Material for this task:
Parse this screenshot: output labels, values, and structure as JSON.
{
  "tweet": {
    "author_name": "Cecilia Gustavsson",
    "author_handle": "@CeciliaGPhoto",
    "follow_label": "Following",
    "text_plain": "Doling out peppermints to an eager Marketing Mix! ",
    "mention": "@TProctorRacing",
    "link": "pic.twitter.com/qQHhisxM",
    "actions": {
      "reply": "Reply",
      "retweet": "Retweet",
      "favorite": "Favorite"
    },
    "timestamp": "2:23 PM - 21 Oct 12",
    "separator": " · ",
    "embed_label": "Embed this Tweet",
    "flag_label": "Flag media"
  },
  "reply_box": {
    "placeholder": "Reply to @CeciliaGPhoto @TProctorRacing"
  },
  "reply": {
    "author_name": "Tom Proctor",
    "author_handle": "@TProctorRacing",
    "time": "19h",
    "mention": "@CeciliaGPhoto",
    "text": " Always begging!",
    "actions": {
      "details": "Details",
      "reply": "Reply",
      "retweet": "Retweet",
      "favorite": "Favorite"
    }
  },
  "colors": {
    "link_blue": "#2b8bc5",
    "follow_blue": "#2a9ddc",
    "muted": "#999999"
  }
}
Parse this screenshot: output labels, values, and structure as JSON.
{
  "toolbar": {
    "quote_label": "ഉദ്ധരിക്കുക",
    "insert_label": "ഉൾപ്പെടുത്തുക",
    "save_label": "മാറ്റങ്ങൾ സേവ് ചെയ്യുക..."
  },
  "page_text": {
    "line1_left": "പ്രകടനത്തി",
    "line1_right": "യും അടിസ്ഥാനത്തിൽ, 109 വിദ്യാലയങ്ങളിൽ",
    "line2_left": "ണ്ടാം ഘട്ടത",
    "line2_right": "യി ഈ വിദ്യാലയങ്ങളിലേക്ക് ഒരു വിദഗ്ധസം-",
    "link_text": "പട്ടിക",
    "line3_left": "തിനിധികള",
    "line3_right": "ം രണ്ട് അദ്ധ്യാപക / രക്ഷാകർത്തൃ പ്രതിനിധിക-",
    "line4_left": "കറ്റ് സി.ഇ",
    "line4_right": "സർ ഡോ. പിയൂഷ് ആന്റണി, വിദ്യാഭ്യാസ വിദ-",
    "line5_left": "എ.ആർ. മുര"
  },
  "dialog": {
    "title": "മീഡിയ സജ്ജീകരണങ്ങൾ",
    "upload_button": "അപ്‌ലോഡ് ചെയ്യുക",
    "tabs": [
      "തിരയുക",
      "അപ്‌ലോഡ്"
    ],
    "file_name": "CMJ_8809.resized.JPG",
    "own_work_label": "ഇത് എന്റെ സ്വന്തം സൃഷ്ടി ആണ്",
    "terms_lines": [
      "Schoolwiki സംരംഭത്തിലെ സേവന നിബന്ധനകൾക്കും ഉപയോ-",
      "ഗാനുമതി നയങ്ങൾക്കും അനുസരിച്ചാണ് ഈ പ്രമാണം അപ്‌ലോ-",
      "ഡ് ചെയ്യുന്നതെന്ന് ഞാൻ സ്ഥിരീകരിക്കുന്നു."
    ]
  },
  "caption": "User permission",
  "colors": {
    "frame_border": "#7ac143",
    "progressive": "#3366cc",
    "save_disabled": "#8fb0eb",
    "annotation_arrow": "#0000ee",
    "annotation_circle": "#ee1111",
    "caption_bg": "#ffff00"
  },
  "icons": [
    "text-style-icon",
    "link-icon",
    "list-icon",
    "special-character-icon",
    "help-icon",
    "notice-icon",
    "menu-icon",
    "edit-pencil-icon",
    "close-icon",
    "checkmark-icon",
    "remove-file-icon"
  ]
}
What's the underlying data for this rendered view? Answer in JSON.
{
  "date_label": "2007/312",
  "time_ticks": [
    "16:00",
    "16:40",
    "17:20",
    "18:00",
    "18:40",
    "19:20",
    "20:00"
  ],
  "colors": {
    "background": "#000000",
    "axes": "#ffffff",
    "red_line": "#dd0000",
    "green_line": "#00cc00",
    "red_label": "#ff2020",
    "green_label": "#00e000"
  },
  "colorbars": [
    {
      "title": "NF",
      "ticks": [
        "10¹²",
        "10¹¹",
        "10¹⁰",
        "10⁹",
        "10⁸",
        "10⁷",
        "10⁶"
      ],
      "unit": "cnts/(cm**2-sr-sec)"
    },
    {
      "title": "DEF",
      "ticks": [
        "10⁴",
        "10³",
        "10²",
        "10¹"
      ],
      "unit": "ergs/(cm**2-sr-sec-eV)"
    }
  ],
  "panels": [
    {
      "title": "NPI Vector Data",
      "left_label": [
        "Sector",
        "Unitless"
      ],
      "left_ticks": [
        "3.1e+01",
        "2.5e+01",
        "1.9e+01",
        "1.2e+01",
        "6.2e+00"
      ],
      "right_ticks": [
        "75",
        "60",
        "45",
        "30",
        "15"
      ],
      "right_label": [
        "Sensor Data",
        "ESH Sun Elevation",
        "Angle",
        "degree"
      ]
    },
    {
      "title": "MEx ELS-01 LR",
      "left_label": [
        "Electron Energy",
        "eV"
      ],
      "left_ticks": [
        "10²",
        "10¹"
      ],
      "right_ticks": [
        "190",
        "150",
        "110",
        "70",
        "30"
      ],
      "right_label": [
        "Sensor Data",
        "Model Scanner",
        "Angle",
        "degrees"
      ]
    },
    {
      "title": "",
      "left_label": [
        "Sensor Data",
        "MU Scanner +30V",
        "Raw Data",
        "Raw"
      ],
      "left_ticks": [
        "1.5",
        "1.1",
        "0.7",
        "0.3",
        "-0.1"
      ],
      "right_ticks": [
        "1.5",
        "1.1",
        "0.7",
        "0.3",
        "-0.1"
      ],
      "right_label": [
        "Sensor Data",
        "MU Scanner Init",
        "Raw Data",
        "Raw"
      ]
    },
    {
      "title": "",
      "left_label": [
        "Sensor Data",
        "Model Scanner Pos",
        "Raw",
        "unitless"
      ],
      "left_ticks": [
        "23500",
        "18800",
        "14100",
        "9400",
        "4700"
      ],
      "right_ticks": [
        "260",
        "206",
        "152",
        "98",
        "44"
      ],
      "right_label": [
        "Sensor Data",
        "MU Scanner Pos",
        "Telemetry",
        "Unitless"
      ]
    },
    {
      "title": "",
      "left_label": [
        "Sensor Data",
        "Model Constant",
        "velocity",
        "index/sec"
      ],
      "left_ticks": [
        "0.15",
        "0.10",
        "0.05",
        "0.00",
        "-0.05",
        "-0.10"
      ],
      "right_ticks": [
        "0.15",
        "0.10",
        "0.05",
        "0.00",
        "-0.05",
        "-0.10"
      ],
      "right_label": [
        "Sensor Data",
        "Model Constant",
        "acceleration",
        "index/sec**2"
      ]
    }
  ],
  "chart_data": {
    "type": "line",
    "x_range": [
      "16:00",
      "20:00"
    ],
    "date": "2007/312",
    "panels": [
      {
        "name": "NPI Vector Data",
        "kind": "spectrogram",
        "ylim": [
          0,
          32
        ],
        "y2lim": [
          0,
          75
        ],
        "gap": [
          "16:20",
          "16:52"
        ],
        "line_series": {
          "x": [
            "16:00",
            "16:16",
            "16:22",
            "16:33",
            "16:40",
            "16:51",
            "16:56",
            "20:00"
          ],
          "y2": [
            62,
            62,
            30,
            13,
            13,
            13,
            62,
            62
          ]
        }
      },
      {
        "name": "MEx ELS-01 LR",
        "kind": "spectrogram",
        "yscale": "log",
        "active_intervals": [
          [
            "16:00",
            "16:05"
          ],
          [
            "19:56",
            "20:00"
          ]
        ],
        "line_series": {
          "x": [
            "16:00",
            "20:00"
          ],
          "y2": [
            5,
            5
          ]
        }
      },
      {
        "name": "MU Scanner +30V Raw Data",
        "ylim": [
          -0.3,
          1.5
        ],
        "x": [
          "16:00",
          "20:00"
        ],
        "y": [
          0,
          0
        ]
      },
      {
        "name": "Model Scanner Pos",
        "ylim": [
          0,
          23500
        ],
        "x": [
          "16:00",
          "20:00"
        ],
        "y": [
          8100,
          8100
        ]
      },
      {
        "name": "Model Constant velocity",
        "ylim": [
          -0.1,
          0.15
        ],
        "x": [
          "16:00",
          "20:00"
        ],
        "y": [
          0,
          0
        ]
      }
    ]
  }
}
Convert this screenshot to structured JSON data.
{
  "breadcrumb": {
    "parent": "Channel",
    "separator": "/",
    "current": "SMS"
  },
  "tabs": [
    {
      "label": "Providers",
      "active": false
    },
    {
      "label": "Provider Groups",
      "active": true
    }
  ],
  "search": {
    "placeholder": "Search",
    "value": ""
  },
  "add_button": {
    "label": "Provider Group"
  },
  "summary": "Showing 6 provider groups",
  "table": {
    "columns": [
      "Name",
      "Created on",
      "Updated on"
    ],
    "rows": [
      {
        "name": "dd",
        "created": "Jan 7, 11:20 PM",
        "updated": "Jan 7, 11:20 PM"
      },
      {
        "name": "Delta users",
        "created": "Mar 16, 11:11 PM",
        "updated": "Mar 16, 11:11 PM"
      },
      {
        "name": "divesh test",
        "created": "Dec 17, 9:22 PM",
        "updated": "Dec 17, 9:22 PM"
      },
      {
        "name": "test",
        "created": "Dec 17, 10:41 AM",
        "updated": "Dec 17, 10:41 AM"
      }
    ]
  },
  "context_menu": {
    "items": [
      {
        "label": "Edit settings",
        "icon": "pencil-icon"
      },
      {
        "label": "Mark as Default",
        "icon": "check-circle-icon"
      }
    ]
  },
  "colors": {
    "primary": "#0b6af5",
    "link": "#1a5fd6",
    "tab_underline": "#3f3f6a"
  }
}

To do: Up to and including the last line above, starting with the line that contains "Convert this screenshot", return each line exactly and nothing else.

Response below:
Convert this screenshot to structured JSON data.
{
  "breadcrumb": {
    "parent": "Channel",
    "separator": "/",
    "current": "SMS"
  },
  "tabs": [
    {
      "label": "Providers",
      "active": false
    },
    {
      "label": "Provider Groups",
      "active": true
    }
  ],
  "search": {
    "placeholder": "Search",
    "value": ""
  },
  "add_button": {
    "label": "Provider Group"
  },
  "summary": "Showing 6 provider groups",
  "table": {
    "columns": [
      "Name",
      "Created on",
      "Updated on"
    ],
    "rows": [
      {
        "name": "dd",
        "created": "Jan 7, 11:20 PM",
        "updated": "Jan 7, 11:20 PM"
      },
      {
        "name": "Delta users",
        "created": "Mar 16, 11:11 PM",
        "updated": "Mar 16, 11:11 PM"
      },
      {
        "name": "divesh test",
        "created": "Dec 17, 9:22 PM",
        "updated": "Dec 17, 9:22 PM"
      },
      {
        "name": "test",
        "created": "Dec 17, 10:41 AM",
        "updated": "Dec 17, 10:41 AM"
      }
    ]
  },
  "context_menu": {
    "items": [
      {
        "label": "Edit settings",
        "icon": "pencil-icon"
      },
      {
        "label": "Mark as Default",
        "icon": "check-circle-icon"
      }
    ]
  },
  "colors": {
    "primary": "#0b6af5",
    "link": "#1a5fd6",
    "tab_underline": "#3f3f6a"
  }
}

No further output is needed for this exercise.